**Records provided:**
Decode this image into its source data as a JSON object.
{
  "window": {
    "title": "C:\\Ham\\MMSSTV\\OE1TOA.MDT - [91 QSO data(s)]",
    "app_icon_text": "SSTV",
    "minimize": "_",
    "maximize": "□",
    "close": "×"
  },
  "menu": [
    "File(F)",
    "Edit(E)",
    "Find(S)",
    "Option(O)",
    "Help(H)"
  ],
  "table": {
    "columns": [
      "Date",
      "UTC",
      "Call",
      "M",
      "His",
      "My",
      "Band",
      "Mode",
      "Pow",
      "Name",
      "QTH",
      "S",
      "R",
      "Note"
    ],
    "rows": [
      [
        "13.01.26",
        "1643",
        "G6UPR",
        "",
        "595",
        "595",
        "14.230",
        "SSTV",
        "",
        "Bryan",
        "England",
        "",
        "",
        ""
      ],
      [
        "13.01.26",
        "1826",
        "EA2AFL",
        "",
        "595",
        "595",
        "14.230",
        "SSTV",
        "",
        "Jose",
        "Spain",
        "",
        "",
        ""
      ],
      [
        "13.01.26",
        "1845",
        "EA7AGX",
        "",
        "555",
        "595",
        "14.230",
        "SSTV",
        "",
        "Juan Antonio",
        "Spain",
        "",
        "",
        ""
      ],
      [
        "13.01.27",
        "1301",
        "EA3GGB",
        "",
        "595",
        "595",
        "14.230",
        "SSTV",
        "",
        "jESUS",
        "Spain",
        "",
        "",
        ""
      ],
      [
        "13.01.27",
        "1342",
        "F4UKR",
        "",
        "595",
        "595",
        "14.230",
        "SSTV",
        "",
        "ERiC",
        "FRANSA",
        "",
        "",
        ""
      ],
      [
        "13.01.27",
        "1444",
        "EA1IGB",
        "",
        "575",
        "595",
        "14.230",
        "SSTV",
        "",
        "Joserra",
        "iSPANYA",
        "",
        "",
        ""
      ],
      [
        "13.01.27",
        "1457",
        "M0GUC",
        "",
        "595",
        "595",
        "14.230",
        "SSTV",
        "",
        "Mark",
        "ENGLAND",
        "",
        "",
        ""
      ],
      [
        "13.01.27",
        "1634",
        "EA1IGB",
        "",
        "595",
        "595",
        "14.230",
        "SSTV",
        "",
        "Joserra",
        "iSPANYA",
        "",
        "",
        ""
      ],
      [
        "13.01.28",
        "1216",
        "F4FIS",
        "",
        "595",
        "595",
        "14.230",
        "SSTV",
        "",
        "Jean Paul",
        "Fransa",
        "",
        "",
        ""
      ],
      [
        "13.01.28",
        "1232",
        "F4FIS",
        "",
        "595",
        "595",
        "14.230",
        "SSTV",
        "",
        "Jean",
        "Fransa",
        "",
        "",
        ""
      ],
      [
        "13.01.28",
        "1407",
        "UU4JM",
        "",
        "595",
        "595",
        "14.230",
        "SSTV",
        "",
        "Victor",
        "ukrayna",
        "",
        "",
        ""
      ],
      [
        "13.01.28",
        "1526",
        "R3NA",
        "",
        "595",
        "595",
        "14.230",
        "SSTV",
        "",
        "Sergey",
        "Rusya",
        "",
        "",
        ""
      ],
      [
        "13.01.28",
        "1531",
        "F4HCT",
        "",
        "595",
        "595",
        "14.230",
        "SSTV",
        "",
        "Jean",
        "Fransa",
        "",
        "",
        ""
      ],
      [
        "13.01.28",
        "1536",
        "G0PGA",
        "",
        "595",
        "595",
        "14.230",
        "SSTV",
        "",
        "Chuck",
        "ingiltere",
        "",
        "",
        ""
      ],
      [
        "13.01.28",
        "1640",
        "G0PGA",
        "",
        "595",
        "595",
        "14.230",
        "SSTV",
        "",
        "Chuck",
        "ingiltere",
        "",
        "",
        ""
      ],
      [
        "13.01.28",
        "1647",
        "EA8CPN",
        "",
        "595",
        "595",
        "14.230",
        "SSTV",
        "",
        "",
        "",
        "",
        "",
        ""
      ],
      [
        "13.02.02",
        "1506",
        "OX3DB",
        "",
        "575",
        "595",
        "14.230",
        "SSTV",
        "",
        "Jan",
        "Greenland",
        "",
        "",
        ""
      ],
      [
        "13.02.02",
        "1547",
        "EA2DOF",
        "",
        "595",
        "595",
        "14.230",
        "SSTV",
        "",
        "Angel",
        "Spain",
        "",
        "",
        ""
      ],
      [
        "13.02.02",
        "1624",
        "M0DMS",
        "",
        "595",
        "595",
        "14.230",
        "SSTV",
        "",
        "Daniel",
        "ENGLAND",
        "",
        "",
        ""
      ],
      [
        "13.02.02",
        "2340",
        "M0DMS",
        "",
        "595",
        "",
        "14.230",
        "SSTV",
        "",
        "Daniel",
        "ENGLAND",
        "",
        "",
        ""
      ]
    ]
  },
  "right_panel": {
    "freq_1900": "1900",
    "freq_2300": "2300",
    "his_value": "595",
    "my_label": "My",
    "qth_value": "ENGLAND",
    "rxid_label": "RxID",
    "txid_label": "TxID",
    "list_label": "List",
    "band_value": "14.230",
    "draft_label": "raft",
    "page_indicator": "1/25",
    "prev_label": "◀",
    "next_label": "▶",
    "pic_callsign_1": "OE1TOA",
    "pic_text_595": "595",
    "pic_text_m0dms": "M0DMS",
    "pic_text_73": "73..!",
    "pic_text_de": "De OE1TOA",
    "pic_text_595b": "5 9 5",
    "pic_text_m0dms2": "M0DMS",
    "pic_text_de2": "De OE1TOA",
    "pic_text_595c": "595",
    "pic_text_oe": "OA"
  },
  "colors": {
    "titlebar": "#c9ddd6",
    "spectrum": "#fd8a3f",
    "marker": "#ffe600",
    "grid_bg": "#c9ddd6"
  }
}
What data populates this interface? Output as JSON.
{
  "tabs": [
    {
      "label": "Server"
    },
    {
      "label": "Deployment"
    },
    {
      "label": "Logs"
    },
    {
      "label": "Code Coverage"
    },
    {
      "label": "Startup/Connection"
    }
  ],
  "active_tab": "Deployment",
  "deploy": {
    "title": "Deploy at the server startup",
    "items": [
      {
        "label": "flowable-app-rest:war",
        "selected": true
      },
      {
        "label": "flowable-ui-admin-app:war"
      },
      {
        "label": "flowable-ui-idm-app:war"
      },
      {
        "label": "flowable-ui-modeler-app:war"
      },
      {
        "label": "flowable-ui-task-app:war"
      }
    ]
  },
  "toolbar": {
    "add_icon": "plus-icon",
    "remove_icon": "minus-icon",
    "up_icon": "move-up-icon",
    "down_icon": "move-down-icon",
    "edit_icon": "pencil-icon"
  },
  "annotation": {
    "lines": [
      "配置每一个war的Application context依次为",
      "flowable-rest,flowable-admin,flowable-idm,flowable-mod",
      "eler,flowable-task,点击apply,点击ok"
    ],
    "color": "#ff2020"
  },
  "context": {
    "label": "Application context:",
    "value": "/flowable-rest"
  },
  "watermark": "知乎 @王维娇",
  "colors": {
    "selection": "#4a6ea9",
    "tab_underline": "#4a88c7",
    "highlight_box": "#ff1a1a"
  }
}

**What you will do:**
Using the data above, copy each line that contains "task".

**Answer for this exercise:**
        "label": "flowable-ui-task-app:war"
      "eler,flowable-task,点击apply,点击ok"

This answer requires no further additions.